Dataset entries:
*** Block opens ***

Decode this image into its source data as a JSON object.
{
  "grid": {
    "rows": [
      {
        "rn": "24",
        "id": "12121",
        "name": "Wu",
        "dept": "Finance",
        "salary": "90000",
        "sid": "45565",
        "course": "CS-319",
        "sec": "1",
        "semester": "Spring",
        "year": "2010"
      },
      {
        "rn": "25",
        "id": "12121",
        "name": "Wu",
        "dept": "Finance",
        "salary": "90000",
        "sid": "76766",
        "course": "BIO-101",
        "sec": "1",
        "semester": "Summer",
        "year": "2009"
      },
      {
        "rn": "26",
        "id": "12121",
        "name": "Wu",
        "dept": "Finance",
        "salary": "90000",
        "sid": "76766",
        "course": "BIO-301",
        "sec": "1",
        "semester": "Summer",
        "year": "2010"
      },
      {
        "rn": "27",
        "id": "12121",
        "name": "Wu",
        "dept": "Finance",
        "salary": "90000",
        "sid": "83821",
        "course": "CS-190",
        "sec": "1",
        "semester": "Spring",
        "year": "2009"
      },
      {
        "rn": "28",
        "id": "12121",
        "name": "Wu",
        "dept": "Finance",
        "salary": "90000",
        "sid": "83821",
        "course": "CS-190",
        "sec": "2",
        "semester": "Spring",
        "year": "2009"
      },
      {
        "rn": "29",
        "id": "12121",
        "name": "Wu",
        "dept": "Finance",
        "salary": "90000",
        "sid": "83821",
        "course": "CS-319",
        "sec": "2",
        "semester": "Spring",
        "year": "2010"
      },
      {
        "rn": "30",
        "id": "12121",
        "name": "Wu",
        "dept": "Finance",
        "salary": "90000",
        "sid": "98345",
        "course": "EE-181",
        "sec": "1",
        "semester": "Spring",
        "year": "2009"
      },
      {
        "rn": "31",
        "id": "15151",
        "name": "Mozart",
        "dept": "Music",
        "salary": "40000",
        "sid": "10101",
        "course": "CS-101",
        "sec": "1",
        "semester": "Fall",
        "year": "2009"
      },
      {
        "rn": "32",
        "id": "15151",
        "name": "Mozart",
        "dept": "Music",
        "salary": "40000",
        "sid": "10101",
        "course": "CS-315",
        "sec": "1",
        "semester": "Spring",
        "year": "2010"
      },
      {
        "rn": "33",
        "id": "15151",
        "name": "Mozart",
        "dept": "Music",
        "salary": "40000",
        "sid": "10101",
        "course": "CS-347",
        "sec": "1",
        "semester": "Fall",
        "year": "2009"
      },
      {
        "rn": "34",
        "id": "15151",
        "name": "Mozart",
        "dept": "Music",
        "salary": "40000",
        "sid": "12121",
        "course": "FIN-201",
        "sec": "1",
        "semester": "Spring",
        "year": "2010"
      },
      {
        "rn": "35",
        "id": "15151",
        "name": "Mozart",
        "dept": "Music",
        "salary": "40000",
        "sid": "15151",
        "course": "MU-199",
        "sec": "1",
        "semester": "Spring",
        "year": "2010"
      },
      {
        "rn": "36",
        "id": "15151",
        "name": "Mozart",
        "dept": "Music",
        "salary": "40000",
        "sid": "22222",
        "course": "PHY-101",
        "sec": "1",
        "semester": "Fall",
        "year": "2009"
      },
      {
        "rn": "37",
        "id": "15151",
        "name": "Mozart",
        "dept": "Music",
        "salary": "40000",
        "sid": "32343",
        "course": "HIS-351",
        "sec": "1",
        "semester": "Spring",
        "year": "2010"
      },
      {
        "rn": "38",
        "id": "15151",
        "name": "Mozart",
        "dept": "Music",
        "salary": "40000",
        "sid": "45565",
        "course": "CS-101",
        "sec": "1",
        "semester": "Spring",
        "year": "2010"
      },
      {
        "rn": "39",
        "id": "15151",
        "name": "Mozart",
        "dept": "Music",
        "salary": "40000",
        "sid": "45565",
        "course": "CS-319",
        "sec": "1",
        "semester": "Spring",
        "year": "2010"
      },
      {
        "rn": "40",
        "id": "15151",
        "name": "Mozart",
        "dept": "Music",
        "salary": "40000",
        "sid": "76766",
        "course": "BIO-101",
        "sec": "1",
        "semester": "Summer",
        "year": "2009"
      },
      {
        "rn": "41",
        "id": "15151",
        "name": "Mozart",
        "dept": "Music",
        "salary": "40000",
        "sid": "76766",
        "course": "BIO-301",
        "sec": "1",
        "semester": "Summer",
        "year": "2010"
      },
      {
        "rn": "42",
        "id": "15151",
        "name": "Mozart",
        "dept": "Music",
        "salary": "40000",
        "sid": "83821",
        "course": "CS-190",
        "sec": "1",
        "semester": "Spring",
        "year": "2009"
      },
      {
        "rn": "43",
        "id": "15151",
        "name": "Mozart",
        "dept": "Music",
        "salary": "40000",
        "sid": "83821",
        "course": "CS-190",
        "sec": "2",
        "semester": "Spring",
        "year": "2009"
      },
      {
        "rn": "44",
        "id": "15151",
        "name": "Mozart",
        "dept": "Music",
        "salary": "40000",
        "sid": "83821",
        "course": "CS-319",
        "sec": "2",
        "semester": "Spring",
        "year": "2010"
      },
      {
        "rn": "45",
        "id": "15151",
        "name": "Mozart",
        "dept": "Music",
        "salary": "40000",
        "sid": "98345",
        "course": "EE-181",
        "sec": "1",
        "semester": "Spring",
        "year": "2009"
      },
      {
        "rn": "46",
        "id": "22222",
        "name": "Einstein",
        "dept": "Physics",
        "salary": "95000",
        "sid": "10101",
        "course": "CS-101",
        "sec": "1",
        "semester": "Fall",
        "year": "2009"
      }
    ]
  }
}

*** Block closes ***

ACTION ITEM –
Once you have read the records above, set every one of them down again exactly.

EXERCISE SOLUTION –
Decode this image into its source data as a JSON object.
{
  "grid": {
    "rows": [
      {
        "rn": "24",
        "id": "12121",
        "name": "Wu",
        "dept": "Finance",
        "salary": "90000",
        "sid": "45565",
        "course": "CS-319",
        "sec": "1",
        "semester": "Spring",
        "year": "2010"
      },
      {
        "rn": "25",
        "id": "12121",
        "name": "Wu",
        "dept": "Finance",
        "salary": "90000",
        "sid": "76766",
        "course": "BIO-101",
        "sec": "1",
        "semester": "Summer",
        "year": "2009"
      },
      {
        "rn": "26",
        "id": "12121",
        "name": "Wu",
        "dept": "Finance",
        "salary": "90000",
        "sid": "76766",
        "course": "BIO-301",
        "sec": "1",
        "semester": "Summer",
        "year": "2010"
      },
      {
        "rn": "27",
        "id": "12121",
        "name": "Wu",
        "dept": "Finance",
        "salary": "90000",
        "sid": "83821",
        "course": "CS-190",
        "sec": "1",
        "semester": "Spring",
        "year": "2009"
      },
      {
        "rn": "28",
        "id": "12121",
        "name": "Wu",
        "dept": "Finance",
        "salary": "90000",
        "sid": "83821",
        "course": "CS-190",
        "sec": "2",
        "semester": "Spring",
        "year": "2009"
      },
      {
        "rn": "29",
        "id": "12121",
        "name": "Wu",
        "dept": "Finance",
        "salary": "90000",
        "sid": "83821",
        "course": "CS-319",
        "sec": "2",
        "semester": "Spring",
        "year": "2010"
      },
      {
        "rn": "30",
        "id": "12121",
        "name": "Wu",
        "dept": "Finance",
        "salary": "90000",
        "sid": "98345",
        "course": "EE-181",
        "sec": "1",
        "semester": "Spring",
        "year": "2009"
      },
      {
        "rn": "31",
        "id": "15151",
        "name": "Mozart",
        "dept": "Music",
        "salary": "40000",
        "sid": "10101",
        "course": "CS-101",
        "sec": "1",
        "semester": "Fall",
        "year": "2009"
      },
      {
        "rn": "32",
        "id": "15151",
        "name": "Mozart",
        "dept": "Music",
        "salary": "40000",
        "sid": "10101",
        "course": "CS-315",
        "sec": "1",
        "semester": "Spring",
        "year": "2010"
      },
      {
        "rn": "33",
        "id": "15151",
        "name": "Mozart",
        "dept": "Music",
        "salary": "40000",
        "sid": "10101",
        "course": "CS-347",
        "sec": "1",
        "semester": "Fall",
        "year": "2009"
      },
      {
        "rn": "34",
        "id": "15151",
        "name": "Mozart",
        "dept": "Music",
        "salary": "40000",
        "sid": "12121",
        "course": "FIN-201",
        "sec": "1",
        "semester": "Spring",
        "year": "2010"
      },
      {
        "rn": "35",
        "id": "15151",
        "name": "Mozart",
        "dept": "Music",
        "salary": "40000",
        "sid": "15151",
        "course": "MU-199",
        "sec": "1",
        "semester": "Spring",
        "year": "2010"
      },
      {
        "rn": "36",
        "id": "15151",
        "name": "Mozart",
        "dept": "Music",
        "salary": "40000",
        "sid": "22222",
        "course": "PHY-101",
        "sec": "1",
        "semester": "Fall",
        "year": "2009"
      },
      {
        "rn": "37",
        "id": "15151",
        "name": "Mozart",
        "dept": "Music",
        "salary": "40000",
        "sid": "32343",
        "course": "HIS-351",
        "sec": "1",
        "semester": "Spring",
        "year": "2010"
      },
      {
        "rn": "38",
        "id": "15151",
        "name": "Mozart",
        "dept": "Music",
        "salary": "40000",
        "sid": "45565",
        "course": "CS-101",
        "sec": "1",
        "semester": "Spring",
        "year": "2010"
      },
      {
        "rn": "39",
        "id": "15151",
        "name": "Mozart",
        "dept": "Music",
        "salary": "40000",
        "sid": "45565",
        "course": "CS-319",
        "sec": "1",
        "semester": "Spring",
        "year": "2010"
      },
      {
        "rn": "40",
        "id": "15151",
        "name": "Mozart",
        "dept": "Music",
        "salary": "40000",
        "sid": "76766",
        "course": "BIO-101",
        "sec": "1",
        "semester": "Summer",
        "year": "2009"
      },
      {
        "rn": "41",
        "id": "15151",
        "name": "Mozart",
        "dept": "Music",
        "salary": "40000",
        "sid": "76766",
        "course": "BIO-301",
        "sec": "1",
        "semester": "Summer",
        "year": "2010"
      },
      {
        "rn": "42",
        "id": "15151",
        "name": "Mozart",
        "dept": "Music",
        "salary": "40000",
        "sid": "83821",
        "course": "CS-190",
        "sec": "1",
        "semester": "Spring",
        "year": "2009"
      },
      {
        "rn": "43",
        "id": "15151",
        "name": "Mozart",
        "dept": "Music",
        "salary": "40000",
        "sid": "83821",
        "course": "CS-190",
        "sec": "2",
        "semester": "Spring",
        "year": "2009"
      },
      {
        "rn": "44",
        "id": "15151",
        "name": "Mozart",
        "dept": "Music",
        "salary": "40000",
        "sid": "83821",
        "course": "CS-319",
        "sec": "2",
        "semester": "Spring",
        "year": "2010"
      },
      {
        "rn": "45",
        "id": "15151",
        "name": "Mozart",
        "dept": "Music",
        "salary": "40000",
        "sid": "98345",
        "course": "EE-181",
        "sec": "1",
        "semester": "Spring",
        "year": "2009"
      },
      {
        "rn": "46",
        "id": "22222",
        "name": "Einstein",
        "dept": "Physics",
        "salary": "95000",
        "sid": "10101",
        "course": "CS-101",
        "sec": "1",
        "semester": "Fall",
        "year": "2009"
      }
    ]
  }
}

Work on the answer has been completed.